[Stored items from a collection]

----

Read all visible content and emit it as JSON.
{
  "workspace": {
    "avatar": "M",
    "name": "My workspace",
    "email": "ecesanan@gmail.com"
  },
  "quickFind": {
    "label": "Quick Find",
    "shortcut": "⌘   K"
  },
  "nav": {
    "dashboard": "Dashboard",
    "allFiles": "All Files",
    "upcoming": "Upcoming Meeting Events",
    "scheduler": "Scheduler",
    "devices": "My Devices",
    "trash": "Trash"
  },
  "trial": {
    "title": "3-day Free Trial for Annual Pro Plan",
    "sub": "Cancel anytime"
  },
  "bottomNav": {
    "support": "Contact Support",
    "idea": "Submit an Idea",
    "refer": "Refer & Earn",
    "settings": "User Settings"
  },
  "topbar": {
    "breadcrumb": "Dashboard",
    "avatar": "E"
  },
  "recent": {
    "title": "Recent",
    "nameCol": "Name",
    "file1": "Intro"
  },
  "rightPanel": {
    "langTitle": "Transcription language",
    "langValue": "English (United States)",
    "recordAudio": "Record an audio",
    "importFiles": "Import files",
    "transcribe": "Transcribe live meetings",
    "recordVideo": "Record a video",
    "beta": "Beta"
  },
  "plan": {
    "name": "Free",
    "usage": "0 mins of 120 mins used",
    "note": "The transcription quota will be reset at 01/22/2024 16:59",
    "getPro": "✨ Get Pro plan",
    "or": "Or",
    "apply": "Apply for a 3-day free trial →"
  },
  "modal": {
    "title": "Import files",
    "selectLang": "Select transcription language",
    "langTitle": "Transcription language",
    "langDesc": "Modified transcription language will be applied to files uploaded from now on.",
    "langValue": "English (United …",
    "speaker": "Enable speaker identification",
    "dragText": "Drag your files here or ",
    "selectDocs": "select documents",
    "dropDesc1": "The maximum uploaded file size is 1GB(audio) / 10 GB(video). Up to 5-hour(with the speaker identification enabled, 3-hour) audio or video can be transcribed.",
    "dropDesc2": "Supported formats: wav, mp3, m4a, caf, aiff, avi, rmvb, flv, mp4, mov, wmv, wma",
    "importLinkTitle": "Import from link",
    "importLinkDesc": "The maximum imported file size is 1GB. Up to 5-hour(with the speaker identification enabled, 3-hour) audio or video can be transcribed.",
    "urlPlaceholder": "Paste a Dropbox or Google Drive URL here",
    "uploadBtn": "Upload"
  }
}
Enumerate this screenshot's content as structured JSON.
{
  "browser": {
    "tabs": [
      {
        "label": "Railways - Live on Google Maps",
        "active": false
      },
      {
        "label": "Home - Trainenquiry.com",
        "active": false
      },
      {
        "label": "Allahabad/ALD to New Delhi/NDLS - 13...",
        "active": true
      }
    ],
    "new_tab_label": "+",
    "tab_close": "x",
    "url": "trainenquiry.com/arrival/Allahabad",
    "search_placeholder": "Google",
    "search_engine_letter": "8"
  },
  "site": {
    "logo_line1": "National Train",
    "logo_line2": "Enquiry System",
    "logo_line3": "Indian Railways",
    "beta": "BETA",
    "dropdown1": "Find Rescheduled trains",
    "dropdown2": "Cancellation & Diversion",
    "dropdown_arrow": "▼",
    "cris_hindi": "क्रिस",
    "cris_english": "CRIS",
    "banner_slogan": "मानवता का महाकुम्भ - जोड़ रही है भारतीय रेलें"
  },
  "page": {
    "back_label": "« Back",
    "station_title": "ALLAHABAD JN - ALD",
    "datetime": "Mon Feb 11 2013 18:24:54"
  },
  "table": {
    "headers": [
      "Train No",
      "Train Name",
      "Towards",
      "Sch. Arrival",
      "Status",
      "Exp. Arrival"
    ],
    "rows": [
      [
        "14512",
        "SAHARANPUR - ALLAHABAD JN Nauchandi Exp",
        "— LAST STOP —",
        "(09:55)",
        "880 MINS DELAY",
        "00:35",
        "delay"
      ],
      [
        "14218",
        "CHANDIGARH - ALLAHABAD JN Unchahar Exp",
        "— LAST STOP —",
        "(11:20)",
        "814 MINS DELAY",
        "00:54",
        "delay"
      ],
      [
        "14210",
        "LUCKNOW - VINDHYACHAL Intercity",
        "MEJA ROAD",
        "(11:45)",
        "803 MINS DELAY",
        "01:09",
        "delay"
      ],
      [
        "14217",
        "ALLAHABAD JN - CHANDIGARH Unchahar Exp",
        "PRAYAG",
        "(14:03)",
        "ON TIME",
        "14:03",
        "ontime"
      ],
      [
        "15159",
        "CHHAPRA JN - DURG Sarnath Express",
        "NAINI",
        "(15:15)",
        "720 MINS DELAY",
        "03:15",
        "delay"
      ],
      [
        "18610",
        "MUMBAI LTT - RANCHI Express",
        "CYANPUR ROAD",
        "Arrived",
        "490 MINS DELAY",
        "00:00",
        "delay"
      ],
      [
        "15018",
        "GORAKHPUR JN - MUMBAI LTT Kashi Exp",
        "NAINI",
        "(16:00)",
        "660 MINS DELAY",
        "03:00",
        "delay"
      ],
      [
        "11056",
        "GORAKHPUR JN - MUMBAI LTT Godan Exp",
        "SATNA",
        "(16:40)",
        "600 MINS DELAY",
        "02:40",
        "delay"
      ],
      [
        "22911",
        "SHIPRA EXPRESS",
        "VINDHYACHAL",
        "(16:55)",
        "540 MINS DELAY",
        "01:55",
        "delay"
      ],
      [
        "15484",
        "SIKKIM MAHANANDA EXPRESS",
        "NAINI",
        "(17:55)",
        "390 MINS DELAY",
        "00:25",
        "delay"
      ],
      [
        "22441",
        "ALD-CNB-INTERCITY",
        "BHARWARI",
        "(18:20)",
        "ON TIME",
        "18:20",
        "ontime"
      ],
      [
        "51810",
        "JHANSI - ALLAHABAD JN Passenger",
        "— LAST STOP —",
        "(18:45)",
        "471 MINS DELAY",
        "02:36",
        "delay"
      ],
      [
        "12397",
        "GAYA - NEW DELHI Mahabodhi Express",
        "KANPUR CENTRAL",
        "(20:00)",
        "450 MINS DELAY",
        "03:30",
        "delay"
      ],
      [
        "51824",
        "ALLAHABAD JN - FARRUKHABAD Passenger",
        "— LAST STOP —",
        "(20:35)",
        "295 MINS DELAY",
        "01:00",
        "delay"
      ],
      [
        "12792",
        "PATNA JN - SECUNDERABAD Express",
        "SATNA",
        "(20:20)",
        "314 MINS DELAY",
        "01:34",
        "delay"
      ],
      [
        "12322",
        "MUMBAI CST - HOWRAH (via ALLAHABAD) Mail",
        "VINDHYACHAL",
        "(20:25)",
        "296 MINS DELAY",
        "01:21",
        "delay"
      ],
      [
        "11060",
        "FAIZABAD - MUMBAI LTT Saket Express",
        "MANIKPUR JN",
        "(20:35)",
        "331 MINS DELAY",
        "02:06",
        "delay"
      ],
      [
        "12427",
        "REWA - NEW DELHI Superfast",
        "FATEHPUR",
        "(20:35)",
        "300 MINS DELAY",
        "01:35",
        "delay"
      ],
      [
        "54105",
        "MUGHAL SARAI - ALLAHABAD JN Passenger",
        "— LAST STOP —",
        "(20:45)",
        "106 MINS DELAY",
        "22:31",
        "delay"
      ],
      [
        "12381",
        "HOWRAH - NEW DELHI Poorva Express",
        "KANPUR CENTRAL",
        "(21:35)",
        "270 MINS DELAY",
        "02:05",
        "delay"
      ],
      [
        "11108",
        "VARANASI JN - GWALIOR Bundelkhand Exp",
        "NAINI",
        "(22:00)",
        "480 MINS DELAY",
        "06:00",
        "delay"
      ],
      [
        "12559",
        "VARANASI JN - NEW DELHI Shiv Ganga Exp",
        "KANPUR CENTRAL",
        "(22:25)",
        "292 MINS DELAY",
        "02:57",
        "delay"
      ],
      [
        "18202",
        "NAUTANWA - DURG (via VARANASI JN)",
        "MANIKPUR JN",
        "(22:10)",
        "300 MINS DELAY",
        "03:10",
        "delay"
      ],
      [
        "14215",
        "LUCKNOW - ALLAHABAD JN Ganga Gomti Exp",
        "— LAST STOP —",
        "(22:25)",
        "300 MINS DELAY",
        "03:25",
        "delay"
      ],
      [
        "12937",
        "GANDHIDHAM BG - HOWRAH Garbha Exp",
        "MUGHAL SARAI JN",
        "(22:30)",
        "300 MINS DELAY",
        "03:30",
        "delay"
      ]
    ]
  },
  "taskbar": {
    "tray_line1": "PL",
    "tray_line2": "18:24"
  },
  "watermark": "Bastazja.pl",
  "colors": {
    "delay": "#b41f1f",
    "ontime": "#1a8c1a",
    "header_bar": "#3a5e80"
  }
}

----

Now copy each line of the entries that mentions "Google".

▸ **WRITTEN REPLY**
    "urlPlaceholder": "Paste a Dropbox or Google Drive URL here",
        "label": "Railways - Live on Google Maps",
    "search_placeholder": "Google",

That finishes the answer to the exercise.